→ Task details
Without any images, write the listing below out word for word.

→ Data for processing
***

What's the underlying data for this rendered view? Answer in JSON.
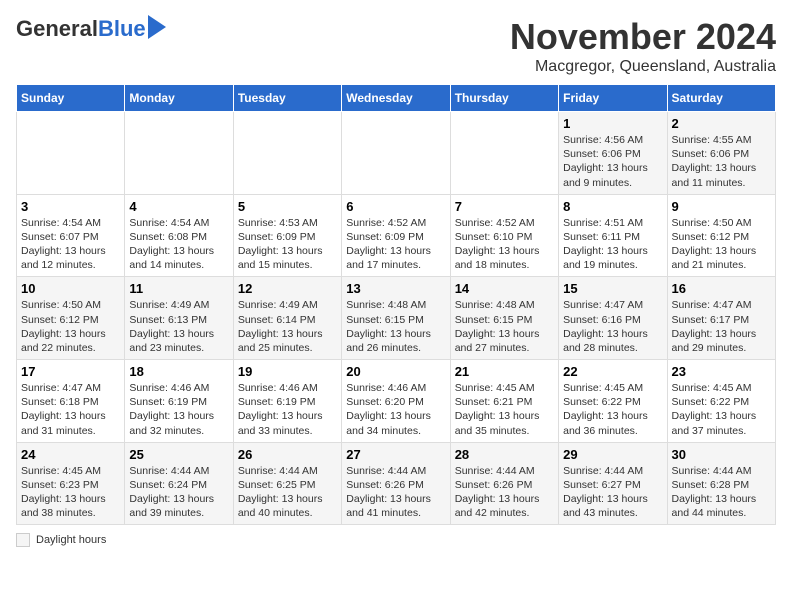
{
  "logo": {
    "general": "General",
    "blue": "Blue"
  },
  "title": "November 2024",
  "subtitle": "Macgregor, Queensland, Australia",
  "columns": [
    "Sunday",
    "Monday",
    "Tuesday",
    "Wednesday",
    "Thursday",
    "Friday",
    "Saturday"
  ],
  "weeks": [
    [
      {
        "day": "",
        "info": ""
      },
      {
        "day": "",
        "info": ""
      },
      {
        "day": "",
        "info": ""
      },
      {
        "day": "",
        "info": ""
      },
      {
        "day": "",
        "info": ""
      },
      {
        "day": "1",
        "info": "Sunrise: 4:56 AM\nSunset: 6:06 PM\nDaylight: 13 hours and 9 minutes."
      },
      {
        "day": "2",
        "info": "Sunrise: 4:55 AM\nSunset: 6:06 PM\nDaylight: 13 hours and 11 minutes."
      }
    ],
    [
      {
        "day": "3",
        "info": "Sunrise: 4:54 AM\nSunset: 6:07 PM\nDaylight: 13 hours and 12 minutes."
      },
      {
        "day": "4",
        "info": "Sunrise: 4:54 AM\nSunset: 6:08 PM\nDaylight: 13 hours and 14 minutes."
      },
      {
        "day": "5",
        "info": "Sunrise: 4:53 AM\nSunset: 6:09 PM\nDaylight: 13 hours and 15 minutes."
      },
      {
        "day": "6",
        "info": "Sunrise: 4:52 AM\nSunset: 6:09 PM\nDaylight: 13 hours and 17 minutes."
      },
      {
        "day": "7",
        "info": "Sunrise: 4:52 AM\nSunset: 6:10 PM\nDaylight: 13 hours and 18 minutes."
      },
      {
        "day": "8",
        "info": "Sunrise: 4:51 AM\nSunset: 6:11 PM\nDaylight: 13 hours and 19 minutes."
      },
      {
        "day": "9",
        "info": "Sunrise: 4:50 AM\nSunset: 6:12 PM\nDaylight: 13 hours and 21 minutes."
      }
    ],
    [
      {
        "day": "10",
        "info": "Sunrise: 4:50 AM\nSunset: 6:12 PM\nDaylight: 13 hours and 22 minutes."
      },
      {
        "day": "11",
        "info": "Sunrise: 4:49 AM\nSunset: 6:13 PM\nDaylight: 13 hours and 23 minutes."
      },
      {
        "day": "12",
        "info": "Sunrise: 4:49 AM\nSunset: 6:14 PM\nDaylight: 13 hours and 25 minutes."
      },
      {
        "day": "13",
        "info": "Sunrise: 4:48 AM\nSunset: 6:15 PM\nDaylight: 13 hours and 26 minutes."
      },
      {
        "day": "14",
        "info": "Sunrise: 4:48 AM\nSunset: 6:15 PM\nDaylight: 13 hours and 27 minutes."
      },
      {
        "day": "15",
        "info": "Sunrise: 4:47 AM\nSunset: 6:16 PM\nDaylight: 13 hours and 28 minutes."
      },
      {
        "day": "16",
        "info": "Sunrise: 4:47 AM\nSunset: 6:17 PM\nDaylight: 13 hours and 29 minutes."
      }
    ],
    [
      {
        "day": "17",
        "info": "Sunrise: 4:47 AM\nSunset: 6:18 PM\nDaylight: 13 hours and 31 minutes."
      },
      {
        "day": "18",
        "info": "Sunrise: 4:46 AM\nSunset: 6:19 PM\nDaylight: 13 hours and 32 minutes."
      },
      {
        "day": "19",
        "info": "Sunrise: 4:46 AM\nSunset: 6:19 PM\nDaylight: 13 hours and 33 minutes."
      },
      {
        "day": "20",
        "info": "Sunrise: 4:46 AM\nSunset: 6:20 PM\nDaylight: 13 hours and 34 minutes."
      },
      {
        "day": "21",
        "info": "Sunrise: 4:45 AM\nSunset: 6:21 PM\nDaylight: 13 hours and 35 minutes."
      },
      {
        "day": "22",
        "info": "Sunrise: 4:45 AM\nSunset: 6:22 PM\nDaylight: 13 hours and 36 minutes."
      },
      {
        "day": "23",
        "info": "Sunrise: 4:45 AM\nSunset: 6:22 PM\nDaylight: 13 hours and 37 minutes."
      }
    ],
    [
      {
        "day": "24",
        "info": "Sunrise: 4:45 AM\nSunset: 6:23 PM\nDaylight: 13 hours and 38 minutes."
      },
      {
        "day": "25",
        "info": "Sunrise: 4:44 AM\nSunset: 6:24 PM\nDaylight: 13 hours and 39 minutes."
      },
      {
        "day": "26",
        "info": "Sunrise: 4:44 AM\nSunset: 6:25 PM\nDaylight: 13 hours and 40 minutes."
      },
      {
        "day": "27",
        "info": "Sunrise: 4:44 AM\nSunset: 6:26 PM\nDaylight: 13 hours and 41 minutes."
      },
      {
        "day": "28",
        "info": "Sunrise: 4:44 AM\nSunset: 6:26 PM\nDaylight: 13 hours and 42 minutes."
      },
      {
        "day": "29",
        "info": "Sunrise: 4:44 AM\nSunset: 6:27 PM\nDaylight: 13 hours and 43 minutes."
      },
      {
        "day": "30",
        "info": "Sunrise: 4:44 AM\nSunset: 6:28 PM\nDaylight: 13 hours and 44 minutes."
      }
    ]
  ],
  "legend": {
    "color_label": "Daylight hours"
  }
}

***

→ Answer box
What's the underlying data for this rendered view? Answer in JSON.
{
  "logo": {
    "general": "General",
    "blue": "Blue"
  },
  "title": "November 2024",
  "subtitle": "Macgregor, Queensland, Australia",
  "columns": [
    "Sunday",
    "Monday",
    "Tuesday",
    "Wednesday",
    "Thursday",
    "Friday",
    "Saturday"
  ],
  "weeks": [
    [
      {
        "day": "",
        "info": ""
      },
      {
        "day": "",
        "info": ""
      },
      {
        "day": "",
        "info": ""
      },
      {
        "day": "",
        "info": ""
      },
      {
        "day": "",
        "info": ""
      },
      {
        "day": "1",
        "info": "Sunrise: 4:56 AM\nSunset: 6:06 PM\nDaylight: 13 hours and 9 minutes."
      },
      {
        "day": "2",
        "info": "Sunrise: 4:55 AM\nSunset: 6:06 PM\nDaylight: 13 hours and 11 minutes."
      }
    ],
    [
      {
        "day": "3",
        "info": "Sunrise: 4:54 AM\nSunset: 6:07 PM\nDaylight: 13 hours and 12 minutes."
      },
      {
        "day": "4",
        "info": "Sunrise: 4:54 AM\nSunset: 6:08 PM\nDaylight: 13 hours and 14 minutes."
      },
      {
        "day": "5",
        "info": "Sunrise: 4:53 AM\nSunset: 6:09 PM\nDaylight: 13 hours and 15 minutes."
      },
      {
        "day": "6",
        "info": "Sunrise: 4:52 AM\nSunset: 6:09 PM\nDaylight: 13 hours and 17 minutes."
      },
      {
        "day": "7",
        "info": "Sunrise: 4:52 AM\nSunset: 6:10 PM\nDaylight: 13 hours and 18 minutes."
      },
      {
        "day": "8",
        "info": "Sunrise: 4:51 AM\nSunset: 6:11 PM\nDaylight: 13 hours and 19 minutes."
      },
      {
        "day": "9",
        "info": "Sunrise: 4:50 AM\nSunset: 6:12 PM\nDaylight: 13 hours and 21 minutes."
      }
    ],
    [
      {
        "day": "10",
        "info": "Sunrise: 4:50 AM\nSunset: 6:12 PM\nDaylight: 13 hours and 22 minutes."
      },
      {
        "day": "11",
        "info": "Sunrise: 4:49 AM\nSunset: 6:13 PM\nDaylight: 13 hours and 23 minutes."
      },
      {
        "day": "12",
        "info": "Sunrise: 4:49 AM\nSunset: 6:14 PM\nDaylight: 13 hours and 25 minutes."
      },
      {
        "day": "13",
        "info": "Sunrise: 4:48 AM\nSunset: 6:15 PM\nDaylight: 13 hours and 26 minutes."
      },
      {
        "day": "14",
        "info": "Sunrise: 4:48 AM\nSunset: 6:15 PM\nDaylight: 13 hours and 27 minutes."
      },
      {
        "day": "15",
        "info": "Sunrise: 4:47 AM\nSunset: 6:16 PM\nDaylight: 13 hours and 28 minutes."
      },
      {
        "day": "16",
        "info": "Sunrise: 4:47 AM\nSunset: 6:17 PM\nDaylight: 13 hours and 29 minutes."
      }
    ],
    [
      {
        "day": "17",
        "info": "Sunrise: 4:47 AM\nSunset: 6:18 PM\nDaylight: 13 hours and 31 minutes."
      },
      {
        "day": "18",
        "info": "Sunrise: 4:46 AM\nSunset: 6:19 PM\nDaylight: 13 hours and 32 minutes."
      },
      {
        "day": "19",
        "info": "Sunrise: 4:46 AM\nSunset: 6:19 PM\nDaylight: 13 hours and 33 minutes."
      },
      {
        "day": "20",
        "info": "Sunrise: 4:46 AM\nSunset: 6:20 PM\nDaylight: 13 hours and 34 minutes."
      },
      {
        "day": "21",
        "info": "Sunrise: 4:45 AM\nSunset: 6:21 PM\nDaylight: 13 hours and 35 minutes."
      },
      {
        "day": "22",
        "info": "Sunrise: 4:45 AM\nSunset: 6:22 PM\nDaylight: 13 hours and 36 minutes."
      },
      {
        "day": "23",
        "info": "Sunrise: 4:45 AM\nSunset: 6:22 PM\nDaylight: 13 hours and 37 minutes."
      }
    ],
    [
      {
        "day": "24",
        "info": "Sunrise: 4:45 AM\nSunset: 6:23 PM\nDaylight: 13 hours and 38 minutes."
      },
      {
        "day": "25",
        "info": "Sunrise: 4:44 AM\nSunset: 6:24 PM\nDaylight: 13 hours and 39 minutes."
      },
      {
        "day": "26",
        "info": "Sunrise: 4:44 AM\nSunset: 6:25 PM\nDaylight: 13 hours and 40 minutes."
      },
      {
        "day": "27",
        "info": "Sunrise: 4:44 AM\nSunset: 6:26 PM\nDaylight: 13 hours and 41 minutes."
      },
      {
        "day": "28",
        "info": "Sunrise: 4:44 AM\nSunset: 6:26 PM\nDaylight: 13 hours and 42 minutes."
      },
      {
        "day": "29",
        "info": "Sunrise: 4:44 AM\nSunset: 6:27 PM\nDaylight: 13 hours and 43 minutes."
      },
      {
        "day": "30",
        "info": "Sunrise: 4:44 AM\nSunset: 6:28 PM\nDaylight: 13 hours and 44 minutes."
      }
    ]
  ],
  "legend": {
    "color_label": "Daylight hours"
  }
}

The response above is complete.